With another petrol price increase planned for January one company in Lincolnshire is going to extreme lengths to try and save money.
The haulage firm in Lincoln are trialling a lorry that's just over 25 metres long, standard HGV's in the UK are between 16 and 19 metres.
The vehicle is 25.25 metres long, and only two people at Denby are qualified to drive it.
The lorry is so long that it can't legally be driven in England.
In order to move this vehicle in the UK, which is around six metres longer than the average HGV, it has to be split into two and driven separately.
When driven as a whole there's a special axle in the middle that enables the driver to steer it.
– Terry Rose, Driver
"The only difference is it's longer, and it pivots in two places. Other than that once you've got used to it it's no trouble at all. It will go anywhere that a normal artic will"
Denby are currently trialling this vehicle in the Netherlands where it can be legally driven - as it enables them to transport more goods on each trip.
And with the cost of petrol planned to go up again in January - they hope it could eventually save them a lot of money on fuel.
– Dick Denby, Non-Executive Chairman
"It uses more fuel than a standard truck, but the additional capacity between fifty five and sixty percent more than covers that, so the unit cost comes down lets say fifteen percent."
Bosses at this company say although they can legally drive this vehicle in several countries abroad, its future in the UK is as yet unclear.
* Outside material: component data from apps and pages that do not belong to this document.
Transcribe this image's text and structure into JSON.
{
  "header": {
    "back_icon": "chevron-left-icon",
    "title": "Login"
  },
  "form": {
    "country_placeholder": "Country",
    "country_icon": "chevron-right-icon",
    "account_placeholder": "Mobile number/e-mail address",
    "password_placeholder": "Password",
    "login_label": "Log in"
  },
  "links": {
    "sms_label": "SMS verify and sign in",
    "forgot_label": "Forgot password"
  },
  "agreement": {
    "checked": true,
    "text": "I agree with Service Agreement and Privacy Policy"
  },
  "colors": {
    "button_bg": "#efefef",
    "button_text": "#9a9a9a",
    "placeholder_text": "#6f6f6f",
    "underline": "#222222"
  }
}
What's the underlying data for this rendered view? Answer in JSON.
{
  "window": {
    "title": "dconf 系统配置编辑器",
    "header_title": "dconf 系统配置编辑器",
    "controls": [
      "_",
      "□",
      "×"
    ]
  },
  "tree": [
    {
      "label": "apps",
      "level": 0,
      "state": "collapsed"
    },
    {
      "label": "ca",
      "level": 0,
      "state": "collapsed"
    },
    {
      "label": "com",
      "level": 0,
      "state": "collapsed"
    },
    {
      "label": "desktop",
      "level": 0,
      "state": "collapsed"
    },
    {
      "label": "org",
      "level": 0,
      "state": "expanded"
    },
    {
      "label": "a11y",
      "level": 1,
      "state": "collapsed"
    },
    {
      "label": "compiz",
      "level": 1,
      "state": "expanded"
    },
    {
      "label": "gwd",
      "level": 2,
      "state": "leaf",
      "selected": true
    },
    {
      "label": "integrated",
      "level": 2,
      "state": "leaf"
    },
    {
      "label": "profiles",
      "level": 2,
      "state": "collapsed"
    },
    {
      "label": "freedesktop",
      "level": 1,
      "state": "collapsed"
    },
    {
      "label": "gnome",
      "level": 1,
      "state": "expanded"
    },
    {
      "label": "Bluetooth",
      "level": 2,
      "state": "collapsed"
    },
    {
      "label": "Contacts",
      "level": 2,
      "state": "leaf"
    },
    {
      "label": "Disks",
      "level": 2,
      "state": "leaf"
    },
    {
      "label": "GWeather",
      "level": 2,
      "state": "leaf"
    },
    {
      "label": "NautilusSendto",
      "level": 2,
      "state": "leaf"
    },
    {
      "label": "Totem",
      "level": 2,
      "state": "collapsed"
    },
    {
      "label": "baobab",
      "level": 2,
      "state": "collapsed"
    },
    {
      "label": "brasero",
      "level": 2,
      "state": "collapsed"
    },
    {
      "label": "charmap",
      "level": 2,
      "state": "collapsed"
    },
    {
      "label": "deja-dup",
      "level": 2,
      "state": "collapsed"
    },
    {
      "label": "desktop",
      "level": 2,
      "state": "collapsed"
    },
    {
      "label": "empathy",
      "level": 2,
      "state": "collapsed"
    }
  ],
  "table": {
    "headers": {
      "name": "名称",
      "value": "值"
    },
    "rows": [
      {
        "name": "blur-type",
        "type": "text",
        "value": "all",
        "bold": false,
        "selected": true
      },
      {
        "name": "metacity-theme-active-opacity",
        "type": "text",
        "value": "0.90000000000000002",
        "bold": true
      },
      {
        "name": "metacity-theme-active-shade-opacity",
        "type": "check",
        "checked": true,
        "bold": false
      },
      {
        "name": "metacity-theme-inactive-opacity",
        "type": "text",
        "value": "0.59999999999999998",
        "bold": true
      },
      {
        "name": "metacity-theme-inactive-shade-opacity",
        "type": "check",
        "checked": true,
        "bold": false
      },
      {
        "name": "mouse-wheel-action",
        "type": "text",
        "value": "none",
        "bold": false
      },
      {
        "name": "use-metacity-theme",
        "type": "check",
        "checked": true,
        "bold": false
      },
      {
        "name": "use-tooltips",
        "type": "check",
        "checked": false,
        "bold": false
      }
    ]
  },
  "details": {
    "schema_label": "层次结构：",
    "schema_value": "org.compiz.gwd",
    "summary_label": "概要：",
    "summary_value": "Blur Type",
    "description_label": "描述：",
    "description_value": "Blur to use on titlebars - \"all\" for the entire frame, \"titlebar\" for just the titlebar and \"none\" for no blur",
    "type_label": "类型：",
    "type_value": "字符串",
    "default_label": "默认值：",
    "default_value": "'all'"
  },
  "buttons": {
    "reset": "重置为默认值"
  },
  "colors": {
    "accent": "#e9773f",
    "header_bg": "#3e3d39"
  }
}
But as todays customers are more interested in space than weight, this long lorry could become the norm in the future.